23 March 2016
First Minister Nicola Sturgeon led a motion of condolence for those affected by the attacks in Brussels in the Scottish Parliament Chamber today. Read her full statement below.
I move the motion, which I am sure will be supported by every member of this Parliament.
The terror attacks in Brussels yesterday follow the recent attacks in Ankara and Istanbul. And they come just four months after the dreadful attacks on Paris.
So today we mourn all those who died, we hope for a speedy recovery for those who were injured, and we send our thoughts and best wishes to all those affected.
In doing so we show our solidarity with the people of Belgium, and with victims of terrorism across the globe. I spoke with the Ambassador of Belgium yesterday to express Scotland’s deep shock and sorrow over what had happened and to make clear that Scotland stands in solidarity with the people of Belgium at this time of extreme sadness.
Attacks on our neighbours of course, understandable provoke anxiety here at home as well. Yesterday, I chaired a meeting yesterday of the Scottish Government’s resilience committee. An immediate priority is to help anyone who has been caught up in the attacks – or who is concerned about loved ones. We are and continue to work closely with the UK Government, Police Scotland and other partners to ensure that those people have access to the advice, help and information they need.
We are also monitoring the security situation in Scotland. Police Scotland and others are responding proportionately and have increased patrols at key locations such airports and railway stations. However it is important to remember that there is no specific threat in Scotland. People of course should be vigilant, but should go about their daily business without fear.
We are also seeking to provide reassurance to communities who may feel particularly threatened.
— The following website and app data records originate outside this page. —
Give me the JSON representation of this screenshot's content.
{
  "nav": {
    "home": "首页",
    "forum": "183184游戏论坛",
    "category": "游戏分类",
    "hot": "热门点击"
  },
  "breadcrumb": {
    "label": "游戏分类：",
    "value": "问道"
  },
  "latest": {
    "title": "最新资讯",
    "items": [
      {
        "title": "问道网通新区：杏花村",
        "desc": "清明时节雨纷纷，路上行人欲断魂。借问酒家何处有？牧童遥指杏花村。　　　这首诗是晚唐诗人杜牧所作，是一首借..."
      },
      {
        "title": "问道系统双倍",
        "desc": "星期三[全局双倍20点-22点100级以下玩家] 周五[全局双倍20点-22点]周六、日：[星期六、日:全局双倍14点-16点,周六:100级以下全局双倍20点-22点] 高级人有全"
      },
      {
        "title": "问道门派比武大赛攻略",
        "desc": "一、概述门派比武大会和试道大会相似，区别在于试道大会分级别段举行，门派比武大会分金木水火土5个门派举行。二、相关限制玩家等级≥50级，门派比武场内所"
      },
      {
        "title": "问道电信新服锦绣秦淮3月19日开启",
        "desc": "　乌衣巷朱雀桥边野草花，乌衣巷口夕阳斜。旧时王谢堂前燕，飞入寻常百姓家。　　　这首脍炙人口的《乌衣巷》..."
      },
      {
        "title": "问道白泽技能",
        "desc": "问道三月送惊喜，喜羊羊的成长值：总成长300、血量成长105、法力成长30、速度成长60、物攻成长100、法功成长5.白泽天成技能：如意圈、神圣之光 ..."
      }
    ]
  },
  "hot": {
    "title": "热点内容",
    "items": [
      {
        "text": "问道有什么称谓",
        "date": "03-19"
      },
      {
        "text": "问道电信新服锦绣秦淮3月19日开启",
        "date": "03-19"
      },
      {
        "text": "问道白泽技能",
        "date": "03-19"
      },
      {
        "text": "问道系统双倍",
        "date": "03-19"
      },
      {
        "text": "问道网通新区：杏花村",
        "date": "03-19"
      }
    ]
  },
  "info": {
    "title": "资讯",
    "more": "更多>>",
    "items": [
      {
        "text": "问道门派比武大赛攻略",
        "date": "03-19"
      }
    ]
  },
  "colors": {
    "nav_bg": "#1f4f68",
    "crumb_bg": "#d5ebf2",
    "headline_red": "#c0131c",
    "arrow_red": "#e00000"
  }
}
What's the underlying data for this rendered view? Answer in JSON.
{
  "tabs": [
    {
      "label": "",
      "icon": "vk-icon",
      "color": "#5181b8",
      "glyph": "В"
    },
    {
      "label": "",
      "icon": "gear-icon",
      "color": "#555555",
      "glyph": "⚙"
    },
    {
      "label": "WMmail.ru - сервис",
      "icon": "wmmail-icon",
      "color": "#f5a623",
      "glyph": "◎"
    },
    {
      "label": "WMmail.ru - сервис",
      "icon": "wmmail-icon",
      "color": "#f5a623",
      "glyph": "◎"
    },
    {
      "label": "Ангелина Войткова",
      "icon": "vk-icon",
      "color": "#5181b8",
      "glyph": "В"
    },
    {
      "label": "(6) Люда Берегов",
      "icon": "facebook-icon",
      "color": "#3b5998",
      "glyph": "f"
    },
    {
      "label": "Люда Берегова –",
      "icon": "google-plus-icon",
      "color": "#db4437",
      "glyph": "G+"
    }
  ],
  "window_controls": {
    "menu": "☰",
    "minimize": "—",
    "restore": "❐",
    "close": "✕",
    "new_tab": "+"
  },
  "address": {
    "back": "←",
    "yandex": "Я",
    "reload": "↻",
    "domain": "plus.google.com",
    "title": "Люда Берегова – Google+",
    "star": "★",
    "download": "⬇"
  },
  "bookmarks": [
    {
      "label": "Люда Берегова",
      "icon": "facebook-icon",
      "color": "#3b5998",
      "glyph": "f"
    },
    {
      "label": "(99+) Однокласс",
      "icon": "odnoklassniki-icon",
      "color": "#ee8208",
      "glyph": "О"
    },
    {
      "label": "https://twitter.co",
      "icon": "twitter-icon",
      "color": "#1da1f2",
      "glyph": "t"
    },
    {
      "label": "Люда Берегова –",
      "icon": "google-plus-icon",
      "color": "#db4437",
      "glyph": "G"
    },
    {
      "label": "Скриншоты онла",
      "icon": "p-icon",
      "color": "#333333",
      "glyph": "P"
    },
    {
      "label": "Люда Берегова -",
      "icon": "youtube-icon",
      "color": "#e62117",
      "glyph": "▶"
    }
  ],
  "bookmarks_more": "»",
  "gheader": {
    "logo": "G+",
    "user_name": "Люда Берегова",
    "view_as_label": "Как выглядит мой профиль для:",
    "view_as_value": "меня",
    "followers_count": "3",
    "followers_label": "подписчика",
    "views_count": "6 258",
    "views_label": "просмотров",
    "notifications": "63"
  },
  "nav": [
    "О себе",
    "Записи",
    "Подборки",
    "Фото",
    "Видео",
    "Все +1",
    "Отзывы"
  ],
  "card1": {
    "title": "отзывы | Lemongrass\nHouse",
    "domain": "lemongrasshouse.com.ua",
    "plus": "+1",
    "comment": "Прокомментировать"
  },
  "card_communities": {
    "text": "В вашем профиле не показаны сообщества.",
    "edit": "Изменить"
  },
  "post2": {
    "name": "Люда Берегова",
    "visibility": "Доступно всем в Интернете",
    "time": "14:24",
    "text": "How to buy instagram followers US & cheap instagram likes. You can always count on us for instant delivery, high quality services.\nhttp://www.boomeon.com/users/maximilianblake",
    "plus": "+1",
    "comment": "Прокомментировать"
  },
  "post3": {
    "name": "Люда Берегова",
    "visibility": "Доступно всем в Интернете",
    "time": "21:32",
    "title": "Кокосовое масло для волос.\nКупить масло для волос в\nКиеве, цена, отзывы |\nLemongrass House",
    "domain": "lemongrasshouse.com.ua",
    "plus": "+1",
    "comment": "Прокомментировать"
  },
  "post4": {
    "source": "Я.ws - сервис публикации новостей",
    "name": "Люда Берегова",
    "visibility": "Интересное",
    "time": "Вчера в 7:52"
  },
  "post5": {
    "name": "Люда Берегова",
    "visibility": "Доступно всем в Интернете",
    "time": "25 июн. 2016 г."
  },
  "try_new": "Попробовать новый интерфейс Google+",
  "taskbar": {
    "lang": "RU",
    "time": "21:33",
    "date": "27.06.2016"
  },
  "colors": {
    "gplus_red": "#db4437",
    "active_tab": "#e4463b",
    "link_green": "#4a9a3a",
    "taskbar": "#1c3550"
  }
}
As news was breaking yesterday of the atrocities in Brussels, I was on my way to a conference in Glasgow dedicated to tackling hate crime.
One of the points we discussed was that after terrorist atrocities, members of our Muslim community often feel a double burden. They feel the same shock and revulsion that everyone else does, but they’ve also got to cope with knowing that there are some who would point the finger of blame at them. So it is important that we provide reassurance and additional protection if necessary and stand shoulder to shoulder.
And in doing that, we will reaffirm a fundamental truth. All of use benefit hugely from being a diverse multi-cultural society that we are. This diversity should be cherished and celebrated. It is a source not of weakness but a source of great strength for our society.
Terrorist attacks are intended to divide us and destroy the freedoms and way of life we value so highly. We must unite as a community here at home – and in solidarity with those in Brussels – to make clear that the terrorist will not succeed.
The evidence from yesterday suggests that is what is happening. One thing which was obvious is that condemnation of terrorism is something which unites people of all faiths and none.
So today’s motion gives all of us in this chamber an opportunity to play our part in promoting that sense of unity. It enables us to put on record our deep sorrow for those who lost their lives yesterday; to show our solidarity with the government and people of Belgium; and to reaffirm once again our commitment to promoting an inclusive, tolerant, diverse society.
I move the motion.